    said, "There's no timetable."

    Faulk spoke at his fund-raising tournament Monday at Old Hickory Golf Club, the
    proceeds of which will be used for his charitable endeavors in St. Louis. Among
    the invitees were teammates Marc Bulger, Torry Holt and Dane Looker, as well as
    Grant Fuhr, Eric Dickerson and LaDanian Thomlinson. Despite the injury and some
    decent golfers in the crowd, Faulk expected to hold his own on the course.

    Walking and golf are "not cumbersome to my knees at all," he said. "I can run
    straight ahead. It's side to side that caused the setback. Other than that, I'm

    Faulk underwent arthroscopic surgery on his knees over the winter. One knee has
    responded; the other hasn't. The injury prevented Faulk from participating in
    Rams' minicamp over the weekend and is one of the major reasons the question of
    retirement looms larger than in the past.

    "I'm kind of a foreigner to my own body," he said. "I thought I knew this piece
    of work here. As you get a little older, you kind of become a little distant
    with your body. You wake up, and things don't feel the way they used to."

    Learning from the past, Faulk said, he decided not to rush back from surgery.
    "The thing that I'm not doing that I used to do is accelerate it, do more to
    get back quicker," he said. "I've done that. I've had surgery in the season,
    come back and played. I don't think I could do that right now. I'm really
    taking my time with it and allowing it to let me know, 'We can go,' or 'We

    Faulk said the timetable for recovery could extend beyond the opening of
    training camp in late July.

    "I don't know if you can say, 'Hey, knee, you've got to be ready by camp,'"...
    -06-13-2006, 05:01 AM
  • RamDez
    Rams' Faulk Knows Clock Ticking on Career
    by RamDez
    Rams' Faulk Knows Clock Ticking on Career
    By R.B. FALLSTROM, AP Sports Writer

    MACOMB, Ill. — Marshall Faulk has had his share of physical problems over the years>

    He comes into the St. Louis Rams' camp healthy this year. Then again, it's early.

    Entering his 12th NFL season, the 31-year-old running back doesn't know how long his body, and ultimately, his career will last.

    "This is probably the first year I've thought about it like 'Man, if the body isn't acting right, what do I do? Do I fight through it or do I not play?" Faulk said Thursday. "That's something I'm going to have to evaluate after the season."

    After two days of the Rams' workouts, Faulk said he's feeling fine and after watching himself on tape said he looked "pretty good to myself."

    The Rams are taking steps to conserve Faulk, limiting his practice and shutting him down for the morning practice during two-a-day workouts. He likely won't play much in the preseason, either.

    Last year, a bad knee and a broken hand kept Faulk out of five games and limited him to 818 yards rushing and 45 receptions for 290 yards. He had knee surgery in the off season.

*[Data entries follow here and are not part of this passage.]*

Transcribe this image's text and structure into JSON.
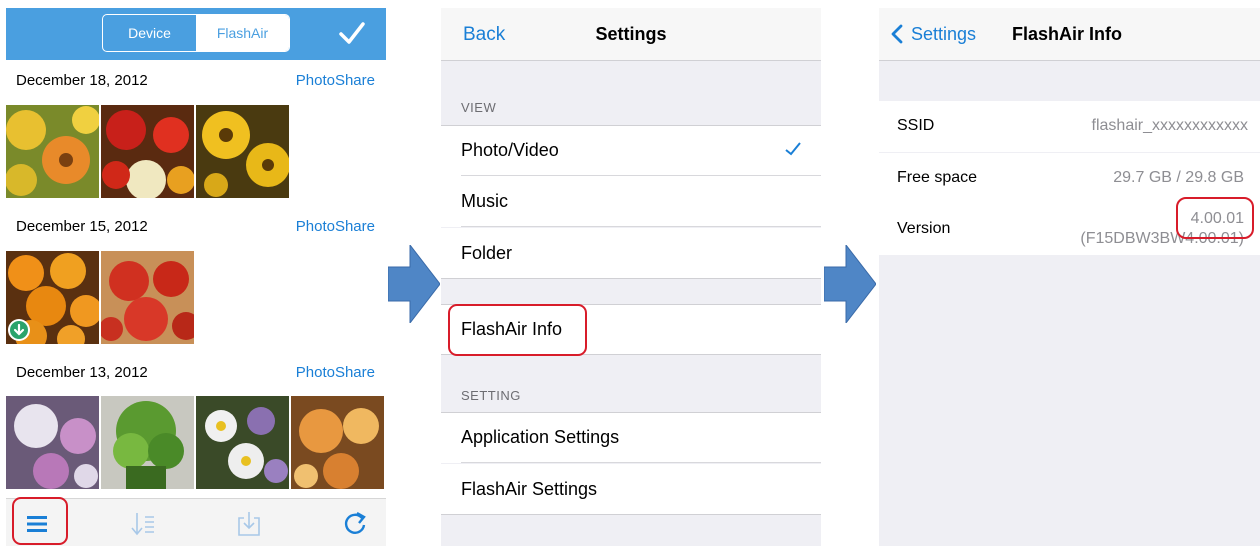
{
  "screen1": {
    "segment": {
      "device_label": "Device",
      "flashair_label": "FlashAir",
      "selected": "FlashAir"
    },
    "accent_color": "#4a9fe0",
    "groups": [
      {
        "date": "December 18, 2012",
        "action": "PhotoShare"
      },
      {
        "date": "December 15, 2012",
        "action": "PhotoShare"
      },
      {
        "date": "December 13, 2012",
        "action": "PhotoShare"
      }
    ],
    "toolbar_icons": [
      "menu-icon",
      "sort-icon",
      "download-icon",
      "refresh-icon"
    ]
  },
  "screen2": {
    "nav": {
      "back_label": "Back",
      "title": "Settings"
    },
    "view_header": "VIEW",
    "view_items": [
      "Photo/Video",
      "Music",
      "Folder"
    ],
    "selected_view": "Photo/Video",
    "info_item": "FlashAir Info",
    "setting_header": "SETTING",
    "setting_items": [
      "Application Settings",
      "FlashAir Settings"
    ]
  },
  "screen3": {
    "nav": {
      "back_label": "Settings",
      "title": "FlashAir Info"
    },
    "rows": [
      {
        "key": "SSID",
        "value": "flashair_xxxxxxxxxxxx"
      },
      {
        "key": "Free space",
        "value": "29.7 GB / 29.8 GB"
      },
      {
        "key": "Version",
        "value": "4.00.01",
        "value2": "(F15DBW3BW4.00.01)"
      }
    ]
  },
  "highlight_color": "#d81c2a",
  "arrow_color": "#4f86c6"
}
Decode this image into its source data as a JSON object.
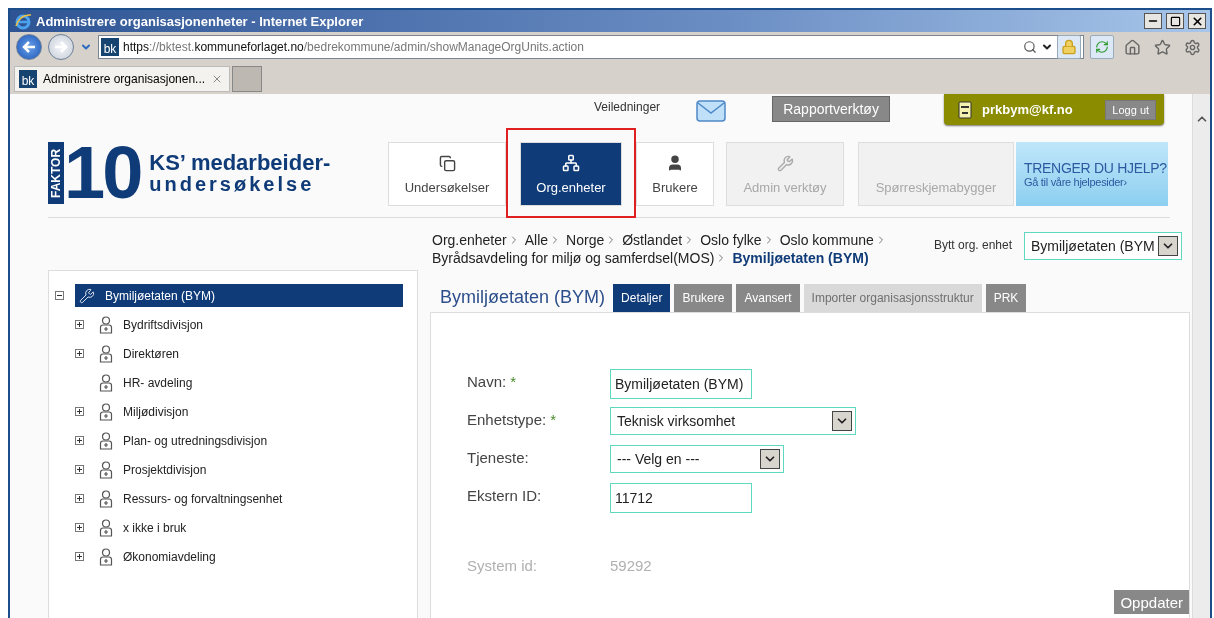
{
  "window": {
    "title": "Administrere organisasjonenheter - Internet Explorer"
  },
  "address_bar": {
    "site_logo": "bk",
    "url_parts": [
      {
        "text": "https",
        "emphasis": true
      },
      {
        "text": "://bktest.",
        "emphasis": false
      },
      {
        "text": "kommuneforlaget.no",
        "emphasis": true
      },
      {
        "text": "/bedrekommune/admin/showManageOrgUnits.action",
        "emphasis": false
      }
    ]
  },
  "browser_tabs": [
    {
      "site_logo": "bk",
      "label": "Administrere organisasjonen...",
      "selected": true
    }
  ],
  "top_bar": {
    "guides_label": "Veiledninger",
    "report_button": "Rapportverktøy",
    "user": "prkbym@kf.no",
    "logout_button": "Logg ut"
  },
  "logo": {
    "number": "10",
    "tag": "FAKTOR",
    "line_1": "KS’ medarbeider-",
    "line_2": "undersøkelse"
  },
  "nav": [
    {
      "label": "Undersøkelser",
      "selected": false,
      "disabled": false,
      "highlighted": false
    },
    {
      "label": "Org.enheter",
      "selected": true,
      "disabled": false,
      "highlighted": true
    },
    {
      "label": "Brukere",
      "selected": false,
      "disabled": false,
      "highlighted": false
    },
    {
      "label": "Admin verktøy",
      "selected": false,
      "disabled": true,
      "highlighted": false
    },
    {
      "label": "Spørreskjemabygger",
      "selected": false,
      "disabled": true,
      "highlighted": false
    }
  ],
  "help_banner": {
    "title": "TRENGER DU HJELP?",
    "link": "Gå til våre hjelpesider›"
  },
  "tree": [
    {
      "label": "Bymiljøetaten (BYM)",
      "kind": "root",
      "expanded": true,
      "selected": true,
      "children": [
        {
          "label": "Bydriftsdivisjon",
          "kind": "branch",
          "expanded": false,
          "selected": false
        },
        {
          "label": "Direktøren",
          "kind": "branch",
          "expanded": false,
          "selected": false
        },
        {
          "label": "HR- avdeling",
          "kind": "leaf",
          "selected": false
        },
        {
          "label": "Miljødivisjon",
          "kind": "branch",
          "expanded": false,
          "selected": false
        },
        {
          "label": "Plan- og utredningsdivisjon",
          "kind": "branch",
          "expanded": false,
          "selected": false
        },
        {
          "label": "Prosjektdivisjon",
          "kind": "branch",
          "expanded": false,
          "selected": false
        },
        {
          "label": "Ressurs- og forvaltningsenhet",
          "kind": "branch",
          "expanded": false,
          "selected": false
        },
        {
          "label": "x ikke i bruk",
          "kind": "branch",
          "expanded": false,
          "selected": false
        },
        {
          "label": "Økonomiavdeling",
          "kind": "branch",
          "expanded": false,
          "selected": false
        }
      ]
    }
  ],
  "breadcrumb": [
    {
      "label": "Org.enheter",
      "current": false
    },
    {
      "label": "Alle",
      "current": false
    },
    {
      "label": "Norge",
      "current": false
    },
    {
      "label": "Østlandet",
      "current": false
    },
    {
      "label": "Oslo fylke",
      "current": false
    },
    {
      "label": "Oslo kommune",
      "current": false
    },
    {
      "label": "Byrådsavdeling for miljø og samferdsel(MOS)",
      "current": false
    },
    {
      "label": "Bymiljøetaten (BYM)",
      "current": true
    }
  ],
  "switch_unit": {
    "label": "Bytt org. enhet",
    "value": "Bymiljøetaten (BYM"
  },
  "detail": {
    "title": "Bymiljøetaten (BYM)",
    "tabs": [
      {
        "label": "Detaljer",
        "selected": true,
        "disabled": false
      },
      {
        "label": "Brukere",
        "selected": false,
        "disabled": false
      },
      {
        "label": "Avansert",
        "selected": false,
        "disabled": false
      },
      {
        "label": "Importer organisasjonsstruktur",
        "selected": false,
        "disabled": true
      },
      {
        "label": "PRK",
        "selected": false,
        "disabled": false
      }
    ],
    "fields": [
      {
        "label": "Navn:",
        "required": true,
        "kind": "text",
        "value": "Bymiljøetaten (BYM)"
      },
      {
        "label": "Enhetstype:",
        "required": true,
        "kind": "select",
        "value": "Teknisk virksomhet"
      },
      {
        "label": "Tjeneste:",
        "required": false,
        "kind": "select",
        "value": "--- Velg en ---"
      },
      {
        "label": "Ekstern ID:",
        "required": false,
        "kind": "text",
        "value": "11712"
      },
      {
        "label": "System id:",
        "required": false,
        "kind": "readonly",
        "value": "59292"
      }
    ],
    "required_mark": "*",
    "submit_button": "Oppdater"
  }
}
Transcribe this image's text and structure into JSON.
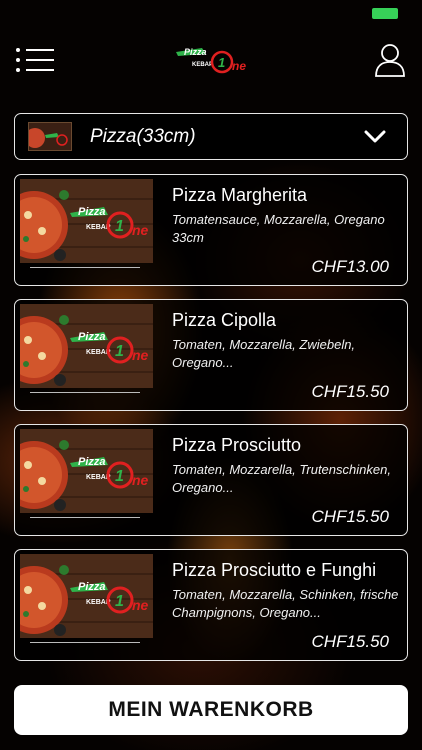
{
  "status": {
    "battery_color": "#37d158"
  },
  "header": {
    "menu_icon": "hamburger-list-icon",
    "logo": {
      "line1": "Pizza",
      "line2": "KEBAP",
      "digit": "1",
      "word": "ne"
    },
    "user_icon": "user-profile-icon"
  },
  "category": {
    "selected": "Pizza(33cm)",
    "chevron_icon": "chevron-down-icon"
  },
  "products": [
    {
      "name": "Pizza Margherita",
      "description": "Tomatensauce, Mozzarella, Oregano 33cm",
      "price": "CHF13.00"
    },
    {
      "name": "Pizza Cipolla",
      "description": "Tomaten, Mozzarella, Zwiebeln, Oregano...",
      "price": "CHF15.50"
    },
    {
      "name": "Pizza Prosciutto",
      "description": "Tomaten, Mozzarella, Trutenschinken, Oregano...",
      "price": "CHF15.50"
    },
    {
      "name": "Pizza Prosciutto e Funghi",
      "description": "Tomaten, Mozzarella, Schinken, frische Champignons, Oregano...",
      "price": "CHF15.50"
    }
  ],
  "cart": {
    "label": "MEIN WARENKORB"
  },
  "colors": {
    "accent_green": "#2fb34a",
    "accent_red": "#e02020",
    "background": "#000000"
  }
}
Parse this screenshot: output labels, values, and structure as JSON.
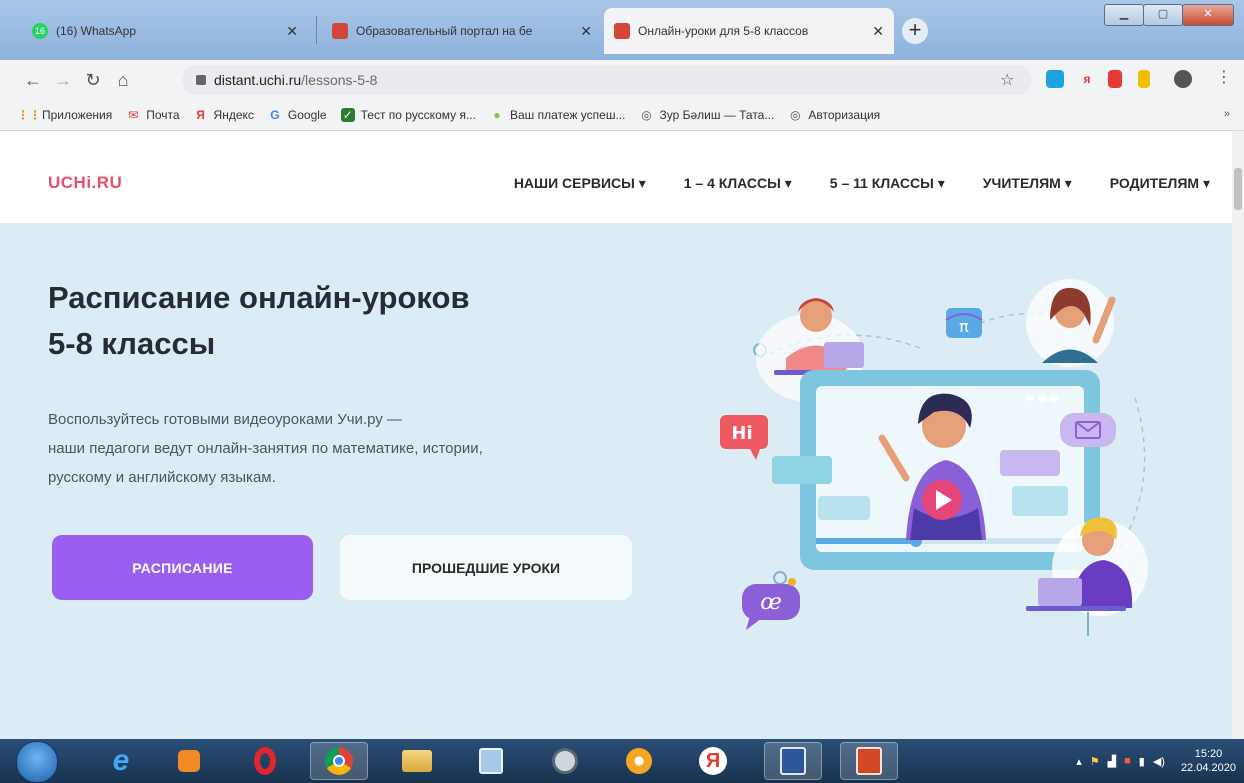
{
  "browser": {
    "tabs": [
      {
        "title": "(16) WhatsApp",
        "badge": "16",
        "favicon": "whatsapp-icon",
        "active": false
      },
      {
        "title": "Образовательный портал на бе",
        "favicon": "portal-icon",
        "active": false
      },
      {
        "title": "Онлайн-уроки для 5-8 классов",
        "favicon": "uchi-icon",
        "active": true
      }
    ],
    "new_tab_label": "+",
    "url_host": "distant.uchi.ru",
    "url_path": "/lessons-5-8",
    "bookmarks": [
      {
        "label": "Приложения",
        "icon": "apps-grid-icon"
      },
      {
        "label": "Почта",
        "icon": "mail-icon"
      },
      {
        "label": "Яндекс",
        "icon": "yandex-icon",
        "glyph": "Я"
      },
      {
        "label": "Google",
        "icon": "google-icon",
        "glyph": "G"
      },
      {
        "label": "Тест по русскому я...",
        "icon": "check-icon"
      },
      {
        "label": "Ваш платеж успеш...",
        "icon": "pin-icon"
      },
      {
        "label": "Зур Бәлиш — Тата...",
        "icon": "globe-icon"
      },
      {
        "label": "Авторизация",
        "icon": "globe-icon"
      }
    ],
    "bookmarks_more": "»"
  },
  "site": {
    "logo": "UCHi.RU",
    "nav": [
      "НАШИ СЕРВИСЫ ▾",
      "1 – 4 КЛАССЫ ▾",
      "5 – 11 КЛАССЫ ▾",
      "УЧИТЕЛЯМ ▾",
      "РОДИТЕЛЯМ ▾"
    ],
    "hero": {
      "title_line1": "Расписание онлайн-уроков",
      "title_line2": "5-8 классы",
      "desc_line1": "Воспользуйтесь готовыми видеоуроками Учи.ру —",
      "desc_line2": "наши педагоги ведут онлайн-занятия по математике, истории,",
      "desc_line3": "русскому и английскому языкам.",
      "primary_button": "РАСПИСАНИЕ",
      "secondary_button": "ПРОШЕДШИЕ УРОКИ"
    },
    "illustration": {
      "hi_label": "Hi",
      "pi_label": "π",
      "oe_label": "œ"
    }
  },
  "taskbar": {
    "time": "15:20",
    "date": "22.04.2020"
  },
  "colors": {
    "brand": "#e84f6e",
    "primary": "#9a5ff0",
    "hero_bg": "#dcecf5"
  }
}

    "If he says his knee is a little bit sore and we need to take some time, then that's what we do," coach Mike Martz said. "He knows exactly what he needs to do to get ready."

    Faulk was the NFL MVP in 2000 and from 1998-2001 became the first player in NFL history to gain 2,000 yards rushing and receiving for four consecutive seasons. His contract with the Rams is through 2008.

    St. Louis also is preparing for the end of his prolific career, drafting Oregon State running back Steven Jackson in the first round. Jackson ran for 3,625 yards and 39 touchdowns in three seasons for the Beavers.

    "Having guys behind me that are youthful and that I can pass some information along to and hopefully one day, whether it's here or on another team, they can step in and be the guy, they can look back on some of the things I told them about the game," Faulk said.

    But Faulk said he doesn't plan to go willingly.

    "I love football. It's in me. I was given a gift to play this game, not just the physical gift but a mental gift to understand it," he said. "It's not all that I have but it's something I have that I love doing and I have a passion for."
    -07-29-2004, 02:01 PM